Exercise prompt — Copy all the entries word for word, but omit the pictures.
-- Provided records follows --
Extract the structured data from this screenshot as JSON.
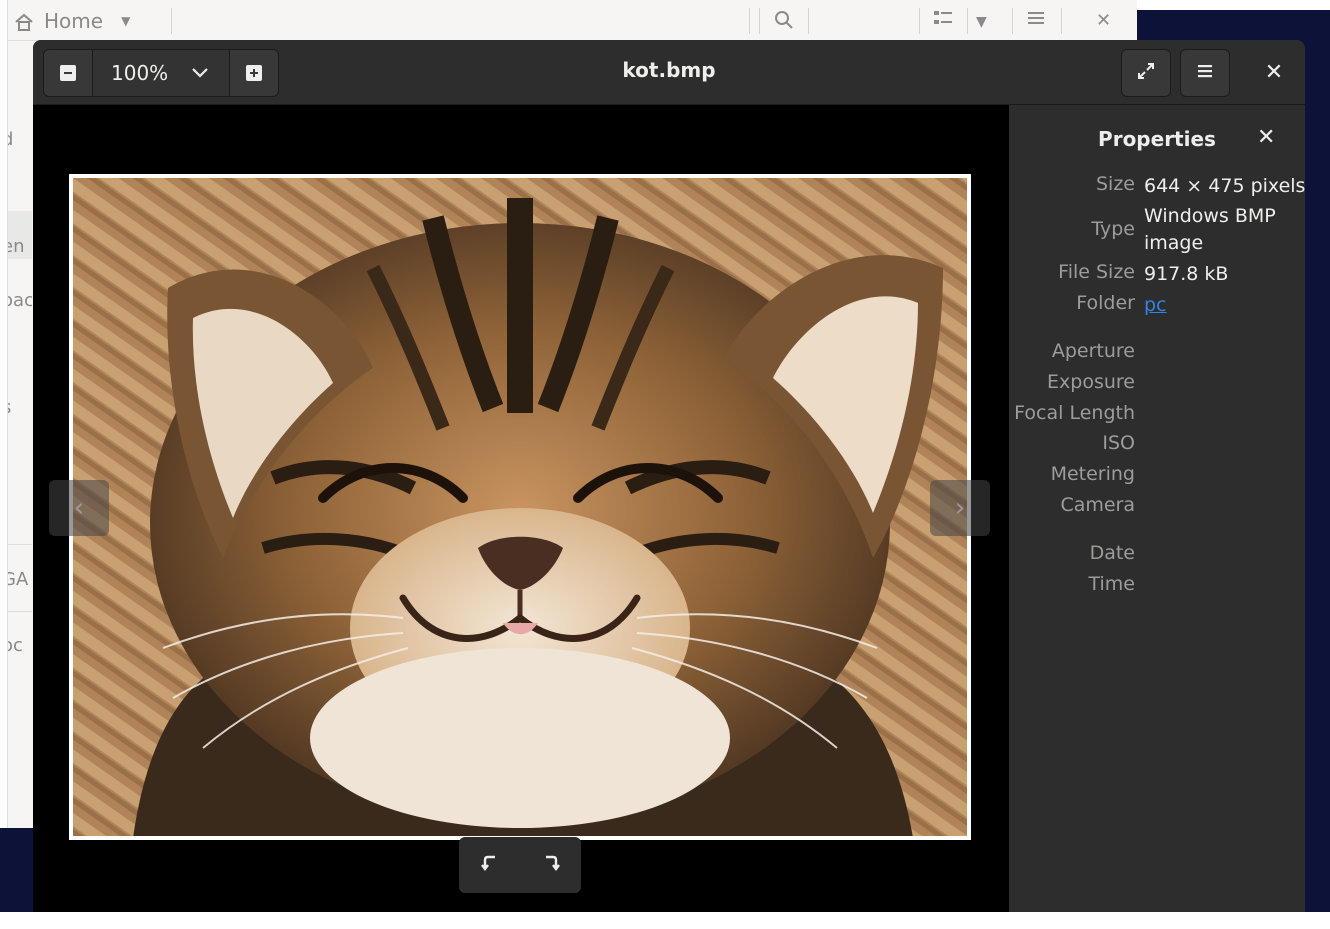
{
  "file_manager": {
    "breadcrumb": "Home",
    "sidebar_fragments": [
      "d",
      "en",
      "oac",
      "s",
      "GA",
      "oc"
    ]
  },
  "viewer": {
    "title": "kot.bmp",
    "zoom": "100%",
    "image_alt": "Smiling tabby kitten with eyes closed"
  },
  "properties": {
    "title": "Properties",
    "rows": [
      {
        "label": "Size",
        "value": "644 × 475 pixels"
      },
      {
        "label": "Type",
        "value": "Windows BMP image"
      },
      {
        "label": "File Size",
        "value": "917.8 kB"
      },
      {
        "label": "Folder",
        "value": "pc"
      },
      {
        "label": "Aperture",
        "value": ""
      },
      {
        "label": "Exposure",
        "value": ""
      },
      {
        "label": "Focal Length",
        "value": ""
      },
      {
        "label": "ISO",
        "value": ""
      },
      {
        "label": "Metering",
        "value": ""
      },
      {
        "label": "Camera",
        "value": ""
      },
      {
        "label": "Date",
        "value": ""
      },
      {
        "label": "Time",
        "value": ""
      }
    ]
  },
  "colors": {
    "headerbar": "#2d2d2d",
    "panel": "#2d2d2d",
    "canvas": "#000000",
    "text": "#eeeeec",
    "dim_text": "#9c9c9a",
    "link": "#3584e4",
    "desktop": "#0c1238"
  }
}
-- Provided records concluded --
Answer —
Extract the structured data from this screenshot as JSON.
{
  "file_manager": {
    "breadcrumb": "Home",
    "sidebar_fragments": [
      "d",
      "en",
      "oac",
      "s",
      "GA",
      "oc"
    ]
  },
  "viewer": {
    "title": "kot.bmp",
    "zoom": "100%",
    "image_alt": "Smiling tabby kitten with eyes closed"
  },
  "properties": {
    "title": "Properties",
    "rows": [
      {
        "label": "Size",
        "value": "644 × 475 pixels"
      },
      {
        "label": "Type",
        "value": "Windows BMP image"
      },
      {
        "label": "File Size",
        "value": "917.8 kB"
      },
      {
        "label": "Folder",
        "value": "pc"
      },
      {
        "label": "Aperture",
        "value": ""
      },
      {
        "label": "Exposure",
        "value": ""
      },
      {
        "label": "Focal Length",
        "value": ""
      },
      {
        "label": "ISO",
        "value": ""
      },
      {
        "label": "Metering",
        "value": ""
      },
      {
        "label": "Camera",
        "value": ""
      },
      {
        "label": "Date",
        "value": ""
      },
      {
        "label": "Time",
        "value": ""
      }
    ]
  },
  "colors": {
    "headerbar": "#2d2d2d",
    "panel": "#2d2d2d",
    "canvas": "#000000",
    "text": "#eeeeec",
    "dim_text": "#9c9c9a",
    "link": "#3584e4",
    "desktop": "#0c1238"
  }
}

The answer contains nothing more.